“ESPN has responded to our top spot in the ratings by expanding our time slot to three hours each Saturday, 6 to 9 a.m.,” Nelson said.
And, as you probably guessed, the radio show numbers have started spilling over to his local outdoor Web site, www.theoutdoorline.com.
There’s a lot of good stuff on the site, but one of the most unique features is what Nelson calls “The Resource Line,” a new, single-page reference program.
“In other words,” he said, “pick a topic — salmon fishing, duck hunting, whatever — and with a click of the mouse you have video, podcasts, blogs and articles on your topic, in an instant.”
Other Internet sites Nelson recommends include the bulletin boards Piscatorial Pursuits.com and Gamefishin.com; the site to track local river levels, http://wa.water.usgs.gov; a site which gives you wind speeds on the Sound, http://i90.atmos.washington.edu/ferry/ferryjs/mainframe1.htm; and a site which gives 6 to 10-day, to three month long-range weather outlooks via NOAA’s Climate Prediction Center, www.cpc.noaa.gov.

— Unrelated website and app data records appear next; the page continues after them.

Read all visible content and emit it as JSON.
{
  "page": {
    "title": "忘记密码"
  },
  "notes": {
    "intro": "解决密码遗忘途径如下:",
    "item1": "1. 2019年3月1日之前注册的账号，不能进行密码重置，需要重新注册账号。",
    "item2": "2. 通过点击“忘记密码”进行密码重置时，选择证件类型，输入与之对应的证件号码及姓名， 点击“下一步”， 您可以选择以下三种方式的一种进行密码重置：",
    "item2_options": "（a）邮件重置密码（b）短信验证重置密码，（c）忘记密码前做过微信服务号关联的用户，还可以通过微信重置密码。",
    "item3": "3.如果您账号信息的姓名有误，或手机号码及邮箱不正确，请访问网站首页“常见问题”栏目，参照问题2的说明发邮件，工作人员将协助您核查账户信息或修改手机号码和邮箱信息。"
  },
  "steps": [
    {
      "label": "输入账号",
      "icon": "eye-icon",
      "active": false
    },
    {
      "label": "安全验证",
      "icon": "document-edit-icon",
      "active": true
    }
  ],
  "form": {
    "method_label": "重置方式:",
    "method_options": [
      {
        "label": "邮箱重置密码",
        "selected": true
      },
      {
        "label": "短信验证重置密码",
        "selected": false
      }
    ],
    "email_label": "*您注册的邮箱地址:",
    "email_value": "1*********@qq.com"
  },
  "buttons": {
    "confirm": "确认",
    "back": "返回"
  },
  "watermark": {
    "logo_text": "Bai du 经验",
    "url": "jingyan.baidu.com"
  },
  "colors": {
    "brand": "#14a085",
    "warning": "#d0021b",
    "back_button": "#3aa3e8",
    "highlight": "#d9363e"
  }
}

Word through the grapevine is that Blackman’s Lake got another plant of TroutLodge triploid rainbow on Tuesday, courtesy of the Snohomish Sportsmen’s Club.
Similarly, Jim Brauch of the Everett Steelhead and Salmon Club said his group planted Flowing Lake, Silver Lake and North Gissberg Pond with ‘bows mostly in the 12- to 14-inch range but with a few larger, on Monday. Each lake received about 750 fish, paid for with proceeds from the club’s annual coho derby, Brauch said.
“And we didn’t plant Lake Goodwin, but fishing has been very good there recently,” Brauch said.
The Forks area is still the place to be for the avid steelheader, as our local rivers have been very slow and the southwest, including the Cowlitz, has been only fair, at best.
State checks on the Bogachiel over the weekend showed good results, with 153 anglers releasing two wild and 14 hatchery steelhead, and keeping 153 hatchery fish. The checker talked to 105 bank anglers and 48 boat fishermen, and the results worked out to about one fish for every 4.2 hours on the water. Friday and Saturday were hot, but the river went out by noon Sunday.
Checks on the Calawah, tallied one wild fish released and 8 hatchery fish kept for 23 fishermen, and on the lower Hoh it was 14 with three hatchery fish kept, but the river was only fishable Friday. Checks from the previous weekend on the Hoh showed 74 anglers with four wild and 56 hatchery fish.
Locally, the North Fork Stillaguamish has closed to steelheading, as of Monday, from the Whitehorse Bridge downstream to French Creek. The closure includes the Fortson Hole area, and was instituted because of a low return of brood stock to the Whitehorse Hatchery.
END OF PRINT COLUMN
State checks of seven smelt jiggers at Cornet Bay on Friday showed an average of about 40 fish per person.
Salmon fishermen have been doing fairly well, off and on, in marine areas 8-1 and 8-2, when the weather has cooperated. The Elger Bay/Fox’s Spit/Baby Island area continues to produce fairly consistently, among others.
State checks at the Camano State Park ramp on Saturday tallied 15 chinook for 46 anglers. At the Port of Everett ramp on Saturday it was 31 fishermen with 10 fish.
All Puget Sound marine areas still open to recreational crabbing will close at the end of the day Jan. 2, and crabbers will then have 13 days to report their winter catch. Failure to report will result in a $10 fine levied when buying a 2010 crab endorsement.
Report online, Jan. 3-15, at https://fishhunt.dfw.wa.gov/wdfw/puget_sound_crab_catch.html., or mail the catch record card to WDFW CRC Unit, 600 Capitol Way N., Olympia, WA 98501.
Spring chinook returns forecast for Drano Lake in 2010, if they indeed materialize, would be the largest since at least 1970, according to state biologists. The prediction is for 28,900 adult kings to return to the mouth of the Little White Salmon River, above Bonneville Dam on the Columbia, well above the 10,700 fish which returned last spring and the 10,500-fish 10-year average.